Chuwei Lui

August 24, 2022, by Jackie Thompson

How I Prepared for My Placement Interview

Chuwei Liu, Risk Management student, Nottingham Business School

We asked Chuwei to share his recent interview experience when applying for a role with Postgraduate Placements Nottingham (PPN).  A placement appealed to Chuwei because he wanted to experience the UK working environment and culture. He also wanted to practise his English skills and strengthen his communication skills with colleagues and leaders.

What company and job role did you apply for?

I applied to a Postgraduate Placements Nottingham vacancy to work as a part-time Impact Report Co-ordinator for When You Wish Upon a Star, a UK-based charity. What attracted me to this charity is that it aims to fulfil the wishes of children with terminal illnesses, which is a very worthwhile cause. I could see that the role would allow me to apply the analytical skills I learned in the classroom to the real world and use those skills to support the company and contribute to the achievement of its goals.

Tell us more about your PPN job

I worked as an Impact Report Co-ordinator, and as the name suggests I was asked to produce a report by extracting useful data for future planning. My work project was divided into two specific parts, designing a satisfaction survey and analysing the results of the survey.

In the first stage, I designed the survey using a market analysis model to analyse the strengths and weaknesses of the charity and the market environment and to summarise the data and content we needed to collect. In the second stage, I coded all the data collected and analysed it using quantitative methods and quantitative models to summarise what the company had done well up to that point and what needed to be improved, culminating in a final report.

How did you prepare for the interview?

I was very nervous when I received the invitation to interview as it was my first interview in English. Luckily, the Careers team hold weekly drop-in sessions in the Business School, which made it very easy for me to find the help I needed quickly.

During the drop-in session, the Careers Consultant looked at the job advert and quickly analysed the types of questions I was likely to be asked in the interview. She then helped me to think about my own examples and experiences to answer these questions, which greatly increased my confidence in this. To make the interview even better, my Careers Consultant offered to book a longer one-to-one interview practice and feedback session a few days later. This helped me to work on putting together the examples of my skills and experience and then gave me a chance to try out my interview skills and gain feedback on the validity of my examples.

In preparation, my Careers Consultant also reminded me that I could use the STAR interview framework which I had learned during a career development workshop the previous week. This really helped me to structure the answer to the communication skills questions in the interview. My Careers Consultant not only gave me invaluable feedback, but also complimented me greatly on my performance in the interview practice and gave me great confidence. In the end, I passed the interview with flying colours. I was offered the job.
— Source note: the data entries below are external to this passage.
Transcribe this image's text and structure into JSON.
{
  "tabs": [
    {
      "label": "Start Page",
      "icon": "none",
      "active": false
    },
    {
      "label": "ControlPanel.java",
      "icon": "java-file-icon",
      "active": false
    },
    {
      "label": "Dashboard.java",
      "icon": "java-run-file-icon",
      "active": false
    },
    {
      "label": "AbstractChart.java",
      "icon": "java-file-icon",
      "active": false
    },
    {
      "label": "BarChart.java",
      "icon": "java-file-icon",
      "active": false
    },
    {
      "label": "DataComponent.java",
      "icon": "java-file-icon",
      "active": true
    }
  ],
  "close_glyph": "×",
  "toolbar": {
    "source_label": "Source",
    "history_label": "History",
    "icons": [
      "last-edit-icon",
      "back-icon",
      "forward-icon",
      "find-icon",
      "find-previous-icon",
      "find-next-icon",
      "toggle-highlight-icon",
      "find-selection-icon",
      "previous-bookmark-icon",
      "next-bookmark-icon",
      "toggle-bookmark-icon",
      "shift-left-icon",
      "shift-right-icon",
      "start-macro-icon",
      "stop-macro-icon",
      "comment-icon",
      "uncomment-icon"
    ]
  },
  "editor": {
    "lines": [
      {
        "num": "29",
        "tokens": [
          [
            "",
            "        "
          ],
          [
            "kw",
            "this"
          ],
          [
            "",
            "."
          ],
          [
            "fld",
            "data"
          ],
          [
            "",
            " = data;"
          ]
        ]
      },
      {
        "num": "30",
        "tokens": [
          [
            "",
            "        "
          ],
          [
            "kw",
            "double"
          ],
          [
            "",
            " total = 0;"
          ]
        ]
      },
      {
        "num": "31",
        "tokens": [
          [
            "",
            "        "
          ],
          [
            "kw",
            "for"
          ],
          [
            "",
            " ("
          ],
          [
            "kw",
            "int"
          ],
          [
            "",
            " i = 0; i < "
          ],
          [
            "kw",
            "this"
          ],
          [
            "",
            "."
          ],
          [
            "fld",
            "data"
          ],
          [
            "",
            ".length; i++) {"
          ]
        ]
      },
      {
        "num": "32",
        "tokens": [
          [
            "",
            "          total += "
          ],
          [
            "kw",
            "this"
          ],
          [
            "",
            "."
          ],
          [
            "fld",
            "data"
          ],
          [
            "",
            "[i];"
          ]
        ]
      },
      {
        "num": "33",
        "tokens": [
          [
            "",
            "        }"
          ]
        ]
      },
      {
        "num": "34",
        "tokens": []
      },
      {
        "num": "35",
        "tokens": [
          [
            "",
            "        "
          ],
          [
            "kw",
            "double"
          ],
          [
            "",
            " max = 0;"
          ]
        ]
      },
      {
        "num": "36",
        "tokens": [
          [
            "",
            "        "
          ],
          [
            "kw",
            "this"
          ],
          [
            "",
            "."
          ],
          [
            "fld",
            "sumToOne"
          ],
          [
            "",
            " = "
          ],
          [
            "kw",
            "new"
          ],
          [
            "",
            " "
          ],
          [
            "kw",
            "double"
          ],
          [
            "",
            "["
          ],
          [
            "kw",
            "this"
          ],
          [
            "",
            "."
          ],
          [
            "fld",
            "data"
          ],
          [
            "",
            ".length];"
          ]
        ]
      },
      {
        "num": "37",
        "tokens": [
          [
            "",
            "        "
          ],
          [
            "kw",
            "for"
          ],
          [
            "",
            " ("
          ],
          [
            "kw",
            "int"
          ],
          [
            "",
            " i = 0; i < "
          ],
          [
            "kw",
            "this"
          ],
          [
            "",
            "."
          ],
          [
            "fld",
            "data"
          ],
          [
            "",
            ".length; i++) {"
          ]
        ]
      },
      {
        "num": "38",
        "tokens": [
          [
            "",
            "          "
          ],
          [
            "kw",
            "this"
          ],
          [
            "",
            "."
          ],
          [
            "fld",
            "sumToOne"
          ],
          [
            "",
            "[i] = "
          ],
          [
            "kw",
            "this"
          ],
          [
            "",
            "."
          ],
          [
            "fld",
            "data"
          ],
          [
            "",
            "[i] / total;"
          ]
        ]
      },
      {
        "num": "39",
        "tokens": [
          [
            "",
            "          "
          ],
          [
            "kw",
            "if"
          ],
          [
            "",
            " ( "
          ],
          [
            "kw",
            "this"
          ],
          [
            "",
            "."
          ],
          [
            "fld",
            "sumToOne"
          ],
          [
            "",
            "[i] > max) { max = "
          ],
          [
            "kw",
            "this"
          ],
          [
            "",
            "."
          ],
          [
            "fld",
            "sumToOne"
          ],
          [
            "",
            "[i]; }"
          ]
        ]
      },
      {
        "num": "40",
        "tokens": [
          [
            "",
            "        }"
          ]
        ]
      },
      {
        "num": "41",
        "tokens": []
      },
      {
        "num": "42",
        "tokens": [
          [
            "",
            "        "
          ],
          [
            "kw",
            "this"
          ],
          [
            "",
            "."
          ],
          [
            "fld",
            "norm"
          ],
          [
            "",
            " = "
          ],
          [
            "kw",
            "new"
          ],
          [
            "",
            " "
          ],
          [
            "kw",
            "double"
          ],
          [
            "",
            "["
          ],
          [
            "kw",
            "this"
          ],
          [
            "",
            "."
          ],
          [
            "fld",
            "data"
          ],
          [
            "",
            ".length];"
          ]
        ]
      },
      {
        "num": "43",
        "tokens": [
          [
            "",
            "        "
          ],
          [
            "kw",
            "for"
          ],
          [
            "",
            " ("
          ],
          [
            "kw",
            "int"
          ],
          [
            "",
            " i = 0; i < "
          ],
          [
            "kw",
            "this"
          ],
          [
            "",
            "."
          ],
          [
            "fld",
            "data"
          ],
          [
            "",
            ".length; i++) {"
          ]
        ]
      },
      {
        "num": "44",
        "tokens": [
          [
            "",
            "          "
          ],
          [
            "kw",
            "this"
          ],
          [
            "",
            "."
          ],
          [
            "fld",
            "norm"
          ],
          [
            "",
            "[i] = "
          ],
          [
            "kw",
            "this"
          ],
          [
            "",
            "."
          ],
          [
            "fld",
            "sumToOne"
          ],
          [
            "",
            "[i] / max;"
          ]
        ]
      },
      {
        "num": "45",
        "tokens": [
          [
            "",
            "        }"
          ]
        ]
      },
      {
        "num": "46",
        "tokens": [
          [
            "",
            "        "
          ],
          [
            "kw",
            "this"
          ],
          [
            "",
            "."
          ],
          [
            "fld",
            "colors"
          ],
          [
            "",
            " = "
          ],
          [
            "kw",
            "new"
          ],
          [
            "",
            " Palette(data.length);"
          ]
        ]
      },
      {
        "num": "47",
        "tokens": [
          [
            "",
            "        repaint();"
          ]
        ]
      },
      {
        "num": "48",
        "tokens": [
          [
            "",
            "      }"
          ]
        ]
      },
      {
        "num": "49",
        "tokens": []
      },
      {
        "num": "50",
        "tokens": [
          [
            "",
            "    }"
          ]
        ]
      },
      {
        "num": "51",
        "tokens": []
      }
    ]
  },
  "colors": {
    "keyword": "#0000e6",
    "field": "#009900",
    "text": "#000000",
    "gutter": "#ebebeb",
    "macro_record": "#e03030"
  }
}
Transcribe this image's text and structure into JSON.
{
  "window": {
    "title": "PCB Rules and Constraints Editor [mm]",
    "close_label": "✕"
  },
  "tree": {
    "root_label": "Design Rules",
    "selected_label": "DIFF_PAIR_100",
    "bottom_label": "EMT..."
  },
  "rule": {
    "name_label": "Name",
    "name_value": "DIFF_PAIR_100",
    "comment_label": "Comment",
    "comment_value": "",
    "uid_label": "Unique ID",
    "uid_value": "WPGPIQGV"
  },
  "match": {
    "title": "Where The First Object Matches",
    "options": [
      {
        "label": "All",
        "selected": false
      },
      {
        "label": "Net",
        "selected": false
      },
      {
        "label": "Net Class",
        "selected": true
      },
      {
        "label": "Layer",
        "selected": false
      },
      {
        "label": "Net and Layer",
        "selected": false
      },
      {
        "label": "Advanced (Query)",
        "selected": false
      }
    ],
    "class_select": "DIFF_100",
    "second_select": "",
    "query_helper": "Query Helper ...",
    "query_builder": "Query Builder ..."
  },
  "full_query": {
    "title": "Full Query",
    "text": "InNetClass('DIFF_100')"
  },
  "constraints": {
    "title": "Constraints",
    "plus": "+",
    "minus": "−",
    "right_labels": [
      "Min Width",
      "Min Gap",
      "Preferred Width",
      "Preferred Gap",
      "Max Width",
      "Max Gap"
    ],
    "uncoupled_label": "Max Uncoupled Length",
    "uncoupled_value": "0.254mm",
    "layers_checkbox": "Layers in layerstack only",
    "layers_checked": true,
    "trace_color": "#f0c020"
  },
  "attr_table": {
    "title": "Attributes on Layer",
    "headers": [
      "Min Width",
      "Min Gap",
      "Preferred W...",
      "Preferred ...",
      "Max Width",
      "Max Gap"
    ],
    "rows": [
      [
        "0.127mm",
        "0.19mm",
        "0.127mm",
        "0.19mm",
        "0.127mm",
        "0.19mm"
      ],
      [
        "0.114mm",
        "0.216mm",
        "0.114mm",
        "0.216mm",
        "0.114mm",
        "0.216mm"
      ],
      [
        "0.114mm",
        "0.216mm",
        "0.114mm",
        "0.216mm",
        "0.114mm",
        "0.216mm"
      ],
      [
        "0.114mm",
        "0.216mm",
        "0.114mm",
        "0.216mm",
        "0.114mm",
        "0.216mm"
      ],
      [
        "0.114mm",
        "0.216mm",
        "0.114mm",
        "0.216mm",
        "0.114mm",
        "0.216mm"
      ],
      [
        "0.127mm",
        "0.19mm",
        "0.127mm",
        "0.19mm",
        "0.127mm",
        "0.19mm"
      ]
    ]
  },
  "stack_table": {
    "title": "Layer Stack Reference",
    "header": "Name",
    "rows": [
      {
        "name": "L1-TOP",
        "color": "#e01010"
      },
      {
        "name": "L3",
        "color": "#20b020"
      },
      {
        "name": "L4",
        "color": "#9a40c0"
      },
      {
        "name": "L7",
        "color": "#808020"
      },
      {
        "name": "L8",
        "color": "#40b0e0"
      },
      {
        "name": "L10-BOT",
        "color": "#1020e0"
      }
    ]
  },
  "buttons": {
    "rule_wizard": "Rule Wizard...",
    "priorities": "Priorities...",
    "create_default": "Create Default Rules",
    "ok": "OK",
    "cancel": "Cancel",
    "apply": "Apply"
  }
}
What questions were you asked at the interview?

In line with my Careers Consultant’s advice, the questions I was asked were based on the skills required in the recruitment details. For example:

1. Can you demonstrate your data analysis skills?
2. Please tell us about a time when you have used your communication skills
3. Do you have any previous experience in survey design and creation?
4. What do you think would be the biggest challenge for you in this job?

How did the Careers team help you?

Through the Accelerated Career Leaders Programme (ACLP is a career development programme that forms part of Business School MSc courses) during the semester, I learned a great deal about CV writing methods and formats.

I also learned the STAR framework for answering skill-based questions in interviews, which greatly helped me prepare for interviews. During the one-to-one interview practice with a Careers Consultant, she listened carefully to each of my prepared answers and suggested changes where she felt they were not appropriate, or clear, which made my answers sound more professional.

For international students, she also corrected my English grammar mistakes, and I can say that I could not have succeeded in my interview without their help. The Careers team also provided me with graduate job application support, giving me detailed advice on how to plan my graduation application schedule.

I was also introduced to an international student-friendly graduate job board called Student Circus, which the university subscribes to and is free for students, and online psychometric practice tests called Graduates First. 

What advice would you give students who have an interview coming up?

Ask for help from the university’s Careers and Employability Service, they have so many resources that can help you. Put your best foot forward and trust the Careers team to give you the most professional feedback.

The university’s Postgraduate Placement Nottingham scheme allows current postgraduates to undertake part-time work with businesses and allows students to utilise their skills in a real working environment. The work is paid and flexible around your studies. Start your preparation for your next interview whether that’s for a part-time job, internship, or graduate role with our help.

Posted in Applying For JobsInternational StudentsInterviewsPostgraduate Taught Students